WASHINGTON, DC, March 18, 2010 - The World Bank today approved two education projects worth US$1.05 billion to India, designed to boost the number of children enrolling in and completing elementary school,... Show More + and to improve quality of engineering education across the country.India has made significant progress in meeting its education goals, especially at the primary level. Through its 86th constitutional amendment in 2002, India mandated elementary education as a fundamental right of every child. The same year, the government also launched the Sarva Shiksha Abhiyan (SSA), a nationwide program aiming to provide quality elementary education to all children. The Bank has supported the SSA with two IDA credits totaling US1.1 billion since 2003. “SSA - now largest ongoing Education for All (EFA) program in the world - has been remarkably successful, particularly in achieving greater access to elementary education,” said Roberto Zagha, World Bank Country Director for India. “Between Show Less -

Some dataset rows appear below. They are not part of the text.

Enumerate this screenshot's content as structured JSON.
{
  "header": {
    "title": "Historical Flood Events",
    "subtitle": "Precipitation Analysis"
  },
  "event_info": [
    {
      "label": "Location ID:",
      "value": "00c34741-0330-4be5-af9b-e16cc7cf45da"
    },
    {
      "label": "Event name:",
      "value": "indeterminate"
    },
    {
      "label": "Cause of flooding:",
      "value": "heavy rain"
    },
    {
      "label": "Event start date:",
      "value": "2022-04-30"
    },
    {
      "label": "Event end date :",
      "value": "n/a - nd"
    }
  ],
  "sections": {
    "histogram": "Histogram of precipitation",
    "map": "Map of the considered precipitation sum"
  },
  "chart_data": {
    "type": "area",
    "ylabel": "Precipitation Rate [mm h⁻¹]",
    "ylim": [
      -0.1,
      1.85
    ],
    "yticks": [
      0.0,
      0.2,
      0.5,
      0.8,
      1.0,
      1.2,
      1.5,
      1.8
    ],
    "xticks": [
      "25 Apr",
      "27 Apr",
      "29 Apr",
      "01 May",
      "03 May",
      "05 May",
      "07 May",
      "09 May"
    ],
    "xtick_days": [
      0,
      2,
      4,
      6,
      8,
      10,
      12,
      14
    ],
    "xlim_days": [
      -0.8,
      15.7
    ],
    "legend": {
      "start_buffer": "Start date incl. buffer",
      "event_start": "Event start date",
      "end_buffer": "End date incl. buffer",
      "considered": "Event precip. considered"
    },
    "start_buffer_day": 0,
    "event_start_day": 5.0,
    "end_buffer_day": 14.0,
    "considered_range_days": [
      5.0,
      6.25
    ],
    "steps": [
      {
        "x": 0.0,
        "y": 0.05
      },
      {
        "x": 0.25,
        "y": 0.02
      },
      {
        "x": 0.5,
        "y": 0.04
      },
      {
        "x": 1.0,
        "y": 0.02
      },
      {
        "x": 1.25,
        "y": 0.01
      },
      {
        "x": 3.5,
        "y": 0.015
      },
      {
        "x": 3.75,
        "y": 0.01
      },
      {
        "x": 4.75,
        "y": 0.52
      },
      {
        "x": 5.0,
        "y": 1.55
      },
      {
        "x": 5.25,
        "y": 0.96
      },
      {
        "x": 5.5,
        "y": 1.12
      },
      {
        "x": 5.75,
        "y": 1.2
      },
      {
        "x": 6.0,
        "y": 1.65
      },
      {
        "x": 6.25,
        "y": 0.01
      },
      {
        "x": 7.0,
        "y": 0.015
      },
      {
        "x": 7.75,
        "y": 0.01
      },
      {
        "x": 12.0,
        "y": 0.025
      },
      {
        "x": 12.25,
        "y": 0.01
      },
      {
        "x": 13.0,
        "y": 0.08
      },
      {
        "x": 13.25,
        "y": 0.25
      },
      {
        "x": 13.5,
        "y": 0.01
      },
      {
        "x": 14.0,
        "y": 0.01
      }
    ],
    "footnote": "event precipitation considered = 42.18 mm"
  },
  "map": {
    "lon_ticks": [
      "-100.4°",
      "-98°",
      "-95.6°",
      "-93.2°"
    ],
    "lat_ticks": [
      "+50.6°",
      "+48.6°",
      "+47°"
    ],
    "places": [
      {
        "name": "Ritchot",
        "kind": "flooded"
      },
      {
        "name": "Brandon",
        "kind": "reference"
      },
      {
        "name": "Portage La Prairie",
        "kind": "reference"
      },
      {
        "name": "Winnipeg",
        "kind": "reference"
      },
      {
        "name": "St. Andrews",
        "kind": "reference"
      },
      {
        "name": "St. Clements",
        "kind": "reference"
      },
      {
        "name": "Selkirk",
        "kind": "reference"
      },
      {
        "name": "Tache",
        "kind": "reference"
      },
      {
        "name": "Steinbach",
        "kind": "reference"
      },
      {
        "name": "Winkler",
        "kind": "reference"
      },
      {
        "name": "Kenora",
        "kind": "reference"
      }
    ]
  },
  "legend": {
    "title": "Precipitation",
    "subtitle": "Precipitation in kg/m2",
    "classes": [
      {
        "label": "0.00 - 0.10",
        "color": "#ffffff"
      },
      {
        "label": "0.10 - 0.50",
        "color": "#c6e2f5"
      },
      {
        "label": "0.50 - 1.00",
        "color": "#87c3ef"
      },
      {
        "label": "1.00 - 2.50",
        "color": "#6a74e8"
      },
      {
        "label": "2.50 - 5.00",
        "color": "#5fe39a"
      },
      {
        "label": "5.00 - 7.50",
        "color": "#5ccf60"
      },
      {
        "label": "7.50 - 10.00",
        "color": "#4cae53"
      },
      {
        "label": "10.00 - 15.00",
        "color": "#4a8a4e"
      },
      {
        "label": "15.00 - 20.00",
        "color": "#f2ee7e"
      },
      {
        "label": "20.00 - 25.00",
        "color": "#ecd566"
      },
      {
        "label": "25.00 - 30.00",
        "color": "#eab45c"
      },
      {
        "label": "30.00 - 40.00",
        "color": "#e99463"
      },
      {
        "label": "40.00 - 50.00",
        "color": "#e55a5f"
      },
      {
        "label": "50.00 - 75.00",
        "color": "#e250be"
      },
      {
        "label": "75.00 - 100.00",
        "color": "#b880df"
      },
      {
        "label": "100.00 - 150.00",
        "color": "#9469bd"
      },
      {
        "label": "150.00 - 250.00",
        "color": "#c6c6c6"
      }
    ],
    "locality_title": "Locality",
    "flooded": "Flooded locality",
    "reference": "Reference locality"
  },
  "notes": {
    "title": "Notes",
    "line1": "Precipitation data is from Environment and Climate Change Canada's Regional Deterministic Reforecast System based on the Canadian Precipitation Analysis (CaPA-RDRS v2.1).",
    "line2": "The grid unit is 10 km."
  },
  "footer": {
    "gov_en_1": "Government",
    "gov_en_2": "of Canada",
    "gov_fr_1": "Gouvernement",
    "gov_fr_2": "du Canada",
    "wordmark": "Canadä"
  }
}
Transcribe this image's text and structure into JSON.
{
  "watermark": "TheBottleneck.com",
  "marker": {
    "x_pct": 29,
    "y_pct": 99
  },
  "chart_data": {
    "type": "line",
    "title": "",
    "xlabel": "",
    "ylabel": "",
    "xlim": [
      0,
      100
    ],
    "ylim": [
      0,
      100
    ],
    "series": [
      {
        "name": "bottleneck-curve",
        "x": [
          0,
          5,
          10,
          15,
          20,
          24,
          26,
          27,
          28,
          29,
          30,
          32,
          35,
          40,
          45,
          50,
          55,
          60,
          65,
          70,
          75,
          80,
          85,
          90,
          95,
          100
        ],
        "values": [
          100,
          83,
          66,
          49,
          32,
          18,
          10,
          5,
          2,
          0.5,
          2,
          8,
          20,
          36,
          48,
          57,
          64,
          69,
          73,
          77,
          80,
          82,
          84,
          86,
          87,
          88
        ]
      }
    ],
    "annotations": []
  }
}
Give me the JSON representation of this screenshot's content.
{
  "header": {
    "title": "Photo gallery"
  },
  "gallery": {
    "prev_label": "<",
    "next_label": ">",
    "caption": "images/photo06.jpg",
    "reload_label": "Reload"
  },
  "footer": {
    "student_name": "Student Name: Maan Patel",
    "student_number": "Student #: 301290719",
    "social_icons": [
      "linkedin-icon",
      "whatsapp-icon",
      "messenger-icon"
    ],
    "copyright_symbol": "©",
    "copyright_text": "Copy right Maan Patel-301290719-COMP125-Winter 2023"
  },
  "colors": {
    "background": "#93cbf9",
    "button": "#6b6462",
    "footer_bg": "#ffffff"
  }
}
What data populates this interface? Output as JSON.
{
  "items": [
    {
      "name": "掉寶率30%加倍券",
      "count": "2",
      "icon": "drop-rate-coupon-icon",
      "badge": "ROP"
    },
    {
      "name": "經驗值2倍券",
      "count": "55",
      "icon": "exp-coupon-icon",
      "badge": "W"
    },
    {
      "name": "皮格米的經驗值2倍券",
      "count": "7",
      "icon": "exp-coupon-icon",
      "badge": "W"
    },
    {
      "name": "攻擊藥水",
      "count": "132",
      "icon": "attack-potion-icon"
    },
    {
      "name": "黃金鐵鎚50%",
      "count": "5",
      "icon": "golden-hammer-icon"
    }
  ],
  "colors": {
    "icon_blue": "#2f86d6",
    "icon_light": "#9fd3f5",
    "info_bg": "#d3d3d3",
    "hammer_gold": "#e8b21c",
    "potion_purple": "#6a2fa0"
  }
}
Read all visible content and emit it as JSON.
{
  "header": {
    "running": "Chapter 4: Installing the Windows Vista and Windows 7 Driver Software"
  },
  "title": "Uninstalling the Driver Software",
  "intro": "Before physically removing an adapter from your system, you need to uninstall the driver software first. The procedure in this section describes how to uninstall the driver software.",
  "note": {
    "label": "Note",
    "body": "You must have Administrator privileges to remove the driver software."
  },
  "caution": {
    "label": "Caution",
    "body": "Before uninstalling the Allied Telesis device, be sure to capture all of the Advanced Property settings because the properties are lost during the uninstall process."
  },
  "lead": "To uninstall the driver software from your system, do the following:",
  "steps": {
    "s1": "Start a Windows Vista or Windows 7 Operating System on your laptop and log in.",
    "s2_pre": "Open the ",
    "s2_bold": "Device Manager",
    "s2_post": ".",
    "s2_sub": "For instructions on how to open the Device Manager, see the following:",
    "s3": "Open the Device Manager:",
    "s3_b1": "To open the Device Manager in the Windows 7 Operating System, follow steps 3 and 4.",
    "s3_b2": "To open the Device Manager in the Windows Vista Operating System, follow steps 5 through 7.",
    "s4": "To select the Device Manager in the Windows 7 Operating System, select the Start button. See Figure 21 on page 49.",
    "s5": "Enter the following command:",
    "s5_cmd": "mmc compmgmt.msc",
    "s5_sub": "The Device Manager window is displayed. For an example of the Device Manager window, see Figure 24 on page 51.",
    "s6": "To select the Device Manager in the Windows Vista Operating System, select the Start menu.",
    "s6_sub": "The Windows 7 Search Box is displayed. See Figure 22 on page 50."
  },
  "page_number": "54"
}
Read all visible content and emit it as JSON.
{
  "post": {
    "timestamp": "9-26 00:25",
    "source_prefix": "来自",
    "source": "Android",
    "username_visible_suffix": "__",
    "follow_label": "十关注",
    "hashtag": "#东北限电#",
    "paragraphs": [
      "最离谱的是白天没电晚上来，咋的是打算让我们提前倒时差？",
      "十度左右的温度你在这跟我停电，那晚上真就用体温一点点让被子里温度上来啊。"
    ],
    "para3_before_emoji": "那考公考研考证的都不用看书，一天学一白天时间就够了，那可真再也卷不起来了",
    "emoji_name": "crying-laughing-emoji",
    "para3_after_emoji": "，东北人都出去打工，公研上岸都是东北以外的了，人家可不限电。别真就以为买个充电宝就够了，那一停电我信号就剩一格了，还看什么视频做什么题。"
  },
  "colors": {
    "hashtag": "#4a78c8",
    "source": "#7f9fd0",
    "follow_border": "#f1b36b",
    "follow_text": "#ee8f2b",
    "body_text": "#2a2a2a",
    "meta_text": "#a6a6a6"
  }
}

March 18, 2010 - India's technical institutions attract some of the best and brightest students in the world. The Indian Institutes of Technology are world renowned and their graduates are represented... Show More + in some of the world’s leading corporations. However, these elite institutions are accessible to only a few qualified students, less than 1%.Many others among India’s 2.5 million technical and engineering students do not receive the same quality of instruction. They often lack the skills necessary to succeed in a demanding environment - such as creativity, the ability to solve real-life problems, as well as communication, interpersonal and team skills.With India's revolution in software and IT services, there is a great demand for world class engineers and technicians. Given India's shortage of personnel with the requisite skills, the country has enormous potential to modernize its economy by upgrading its technical and engineering education to make it more competitive globally.Better Ski Show Less -